Apparently determining that crime does pay until one gets caught, Bauer continued to counterfeit his products. This time he would run athwart the Food and Drug Act of 1906. That legislation required accurate labeling of food, drugs and beverages. In 1912 the Federal government hauled Bauer into court once again for shipping a consignment of bottles labeled “Sparkling Sauterne” from Illinois into Wisconsin. In a typical Bauer show of bravado, a sticker read: “Guaranteed by A. Bauer Dist. and Imp. Co., Chicago, Ill, under the F & D Act, June 30, 1906, Serial Number 5015.”

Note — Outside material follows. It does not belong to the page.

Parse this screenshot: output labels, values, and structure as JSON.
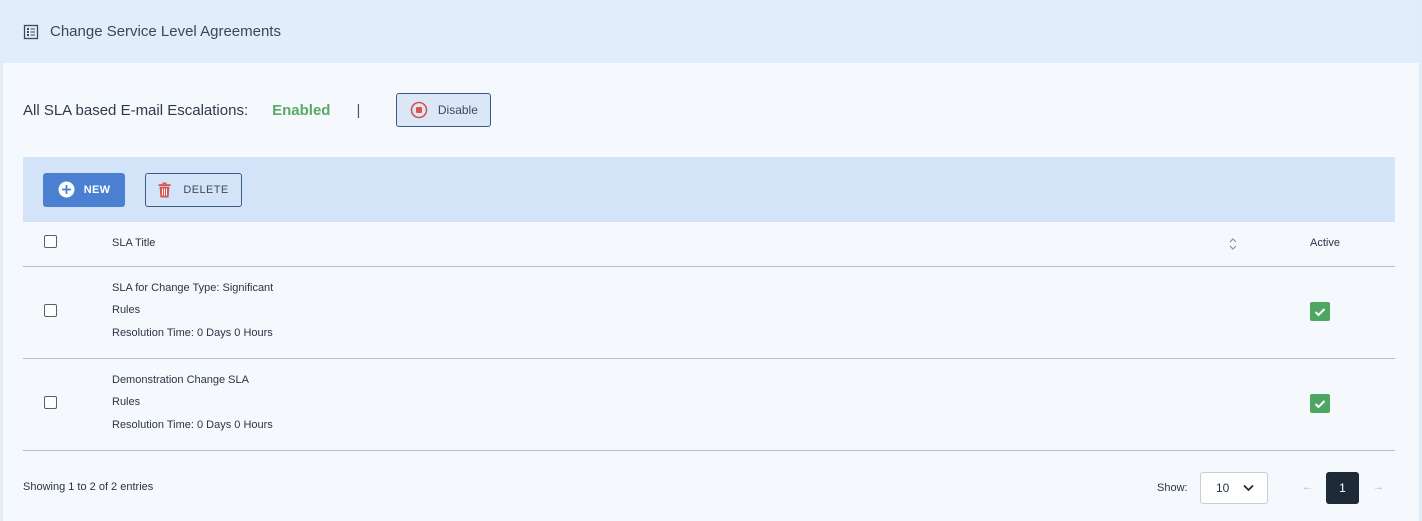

After being examined by Federal authorities the sparkling sauterne was declared “adulterated and misbranded.” They charged, and the District Court agreed, that the purported sparkling sauterne was an imitation, consisting of a plain white wine, artificially carbonated. In a parallel case a similar judgment was made on bottles of Bauer’s “Sparkling Burgundy.” Again he fought the verdict and took it to the U.S. Court of Appeals. Again the judges concurred with the earlier ruling and directed Bauer to pay a fine of $100 and court costs, amounting to $73.06.
With such gentle financial slaps on the wrist when caught cheating, no wonder Bauer’s company continued to thrive. It was, however, antics such as his that fueled the Prohibition movement that ultimately shut down his liquor business permanently in 1920. Because details of Alexander Bauer’s personal life are hidden in the fogs of time, it is impossible to know his fate but we can assume there might have been a measure of larceny involved.